Some may regard astrology as superstitious nonsense and without scientific basis. Others acknowledge the gravitational forces exerted on our planet by the Sun and Moon and deduce that the planets have similar powers that can be charted through astrology. Still others maintain that the symbolism of astrology can provide a deeper understanding of ourselves and of events.
The ancient civilizations are gone, but their gift of astrology survives. If it didn't work, it would long ago have taken its place alongside them in the footnotes of history.
We welcome you on your exciting and rewarding journey as you continue to explore astrology, the oldest of the sciences!
The World of Astrology as Viewed by the AFA
Astrology is an all-encompassing art/science which has far-reaching consequences in the lives of countless numbers of people worldwide. For centuries it has been respected, yet ridiculed in almost the same breath. We have only to turn to the authority of the Encyclopedia Brittanica, which defines astrology as a science: "The ancient art or science of divining the fate and future of human beings from indications given by the position of stars and other heavenly bodies."
An ancient art/science, astrology antedates all of recorded history. Its influence reaches back to the time when gods are said to have walked and talked with men. It was studied and practiced by all the great nations of antiquity and predates the sacred writings of nearly all religions and philosophies.
Astrology's supporters extend from Plato to Copernicus to Sir Isaac Newton to Flamstead (the great Astronomer Royal who helped to build the Greenwich Observatory) to former First Lady Nancy Reagan, as well as countless business and financial people and others.
Despite the fact that scientists today are dealing with cosmic rays and their influence upon people and Earth, they hold widely divergent views of the validity of astrology. Opinions range from the abrupt dismissal to those who have no knowledge but upon confrontation become instant "experts" as to its merits and advantages. One thing is certain, few other topics stimulate as much debate as astrology.
To complicate the verification process of the authenticity of astrology, astrologers use various systems in establishing horoscope charts, the basic tool of the trade. Chart reading is an art that embraces many different concepts. The one common denominator is agreement upon the resulting chart or delineation process, if properly performed.
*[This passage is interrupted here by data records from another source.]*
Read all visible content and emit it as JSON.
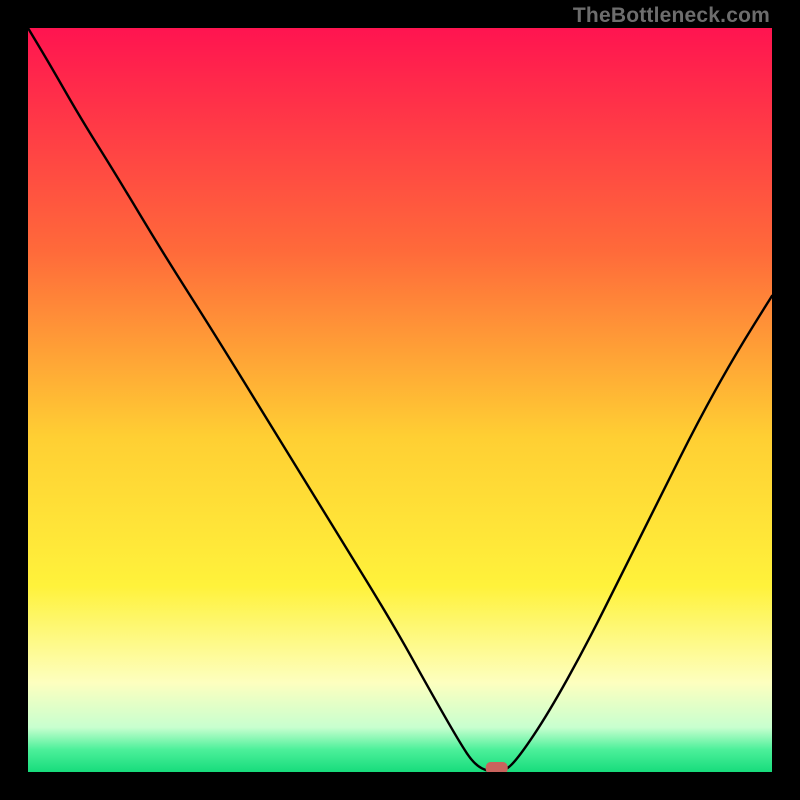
{
  "attribution": "TheBottleneck.com",
  "chart_data": {
    "type": "line",
    "title": "",
    "xlabel": "",
    "ylabel": "",
    "xlim": [
      0,
      100
    ],
    "ylim": [
      0,
      100
    ],
    "series": [
      {
        "name": "bottleneck-curve",
        "x": [
          0,
          3,
          7,
          12,
          18,
          25,
          33,
          41,
          49,
          54,
          58,
          60,
          62,
          64,
          66,
          70,
          75,
          80,
          85,
          90,
          95,
          100
        ],
        "y": [
          100,
          95,
          88,
          80,
          70,
          59,
          46,
          33,
          20,
          11,
          4,
          1,
          0,
          0,
          2,
          8,
          17,
          27,
          37,
          47,
          56,
          64
        ]
      }
    ],
    "marker": {
      "x": 63,
      "y": 0,
      "label": "optimal-point"
    },
    "gradient_stops": [
      {
        "offset": 0,
        "color": "#ff1450"
      },
      {
        "offset": 30,
        "color": "#ff6a3a"
      },
      {
        "offset": 55,
        "color": "#ffcf33"
      },
      {
        "offset": 75,
        "color": "#fff23b"
      },
      {
        "offset": 88,
        "color": "#fdffbf"
      },
      {
        "offset": 94,
        "color": "#c8ffcf"
      },
      {
        "offset": 97,
        "color": "#4cf09a"
      },
      {
        "offset": 100,
        "color": "#17dc7c"
      }
    ]
  }
}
The American Federation of Astrologers, Inc. was established and incorporated May 4, 1938 at 11:38 a.m. EST in Washington, D.C. to encourage the study of all scientific methods of astrology, both current and future, leading to the spread of astrological knowledge and its understanding throughout the world. AFA's mission is education, research, cooperation, progress. In addition, AFA is today fulfilling its mission of astrological education through its correspondence course, which provides the student with all the tools necessary to become an astrologer.
The challenges facing people today are greater than at any other time in the history of mankind, and available solutions are more difficult to obtain. Astrologers recognize these conditions and want to participate in helping others to successfully meet the challenges of life.
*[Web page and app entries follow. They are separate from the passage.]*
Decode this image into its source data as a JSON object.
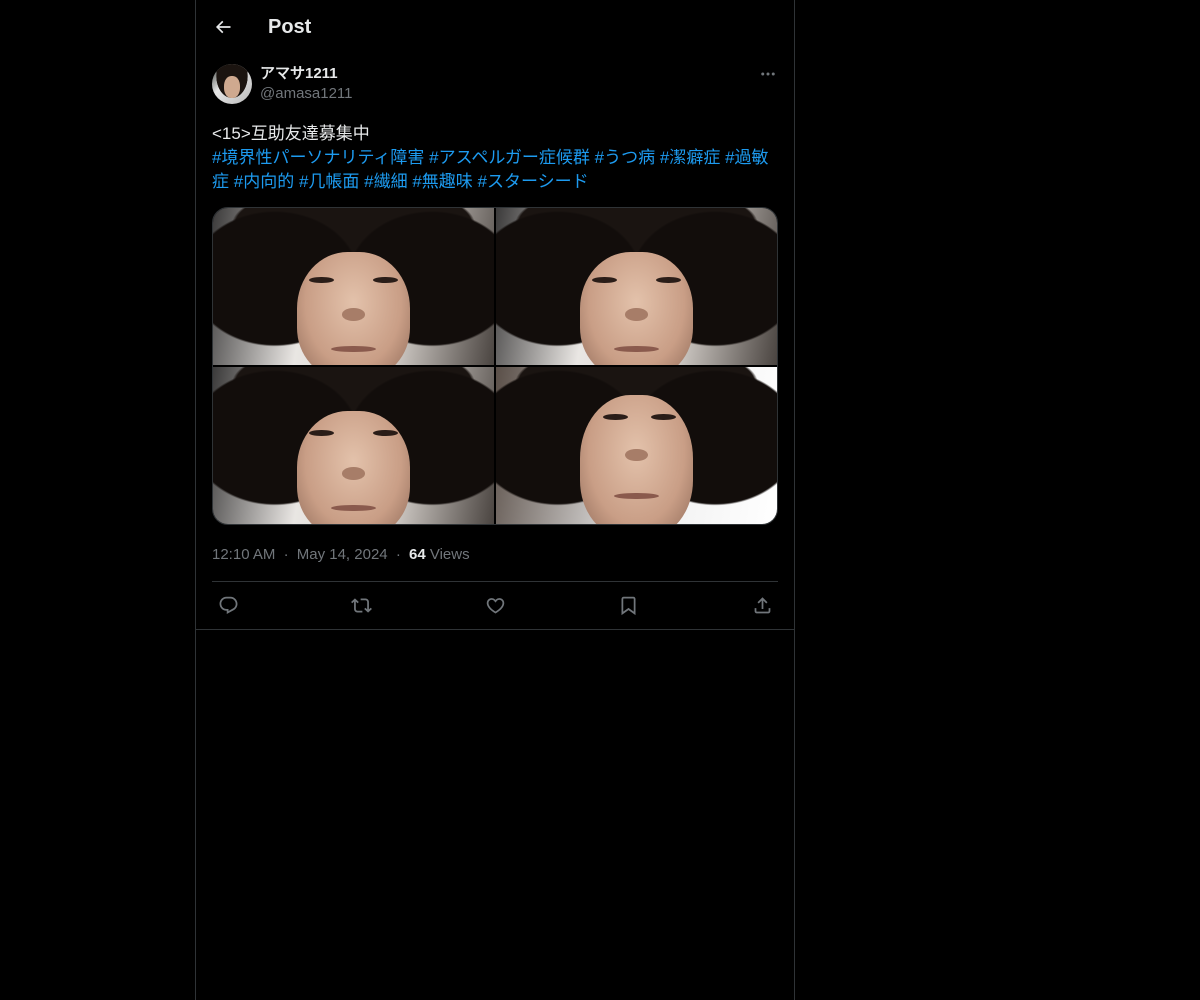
{
  "header": {
    "title": "Post",
    "back_icon": "arrow-left-icon"
  },
  "post": {
    "author": {
      "display_name": "アマサ1211",
      "handle": "@amasa1211"
    },
    "text_first": "<15>互助友達募集中",
    "hashtags": [
      "#境界性パーソナリティ障害",
      "#アスペルガー症候群",
      "#うつ病",
      "#潔癖症",
      "#過敏症",
      "#内向的",
      "#几帳面",
      "#繊細",
      "#無趣味",
      "#スターシード"
    ],
    "media_count": 4,
    "time": "12:10 AM",
    "separator": "·",
    "date": "May 14, 2024",
    "views_count": "64",
    "views_label": "Views"
  },
  "actions": {
    "icons": [
      "reply-icon",
      "repost-icon",
      "like-icon",
      "bookmark-icon",
      "share-icon"
    ]
  },
  "colors": {
    "background": "#000000",
    "text": "#e7e9ea",
    "secondary_text": "#71767b",
    "link": "#1d9bf0",
    "border": "#2f3336"
  }
}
We, the astrologers, are as old as antiquity yet as new as today's technological changes. The AFA looks to research, using all of the tools of statistics, philosophy, and eons of experiences to lead the way into a better and more productive service to and for people.
We have the most valuable product in the world, and our principal purpose is to serve you!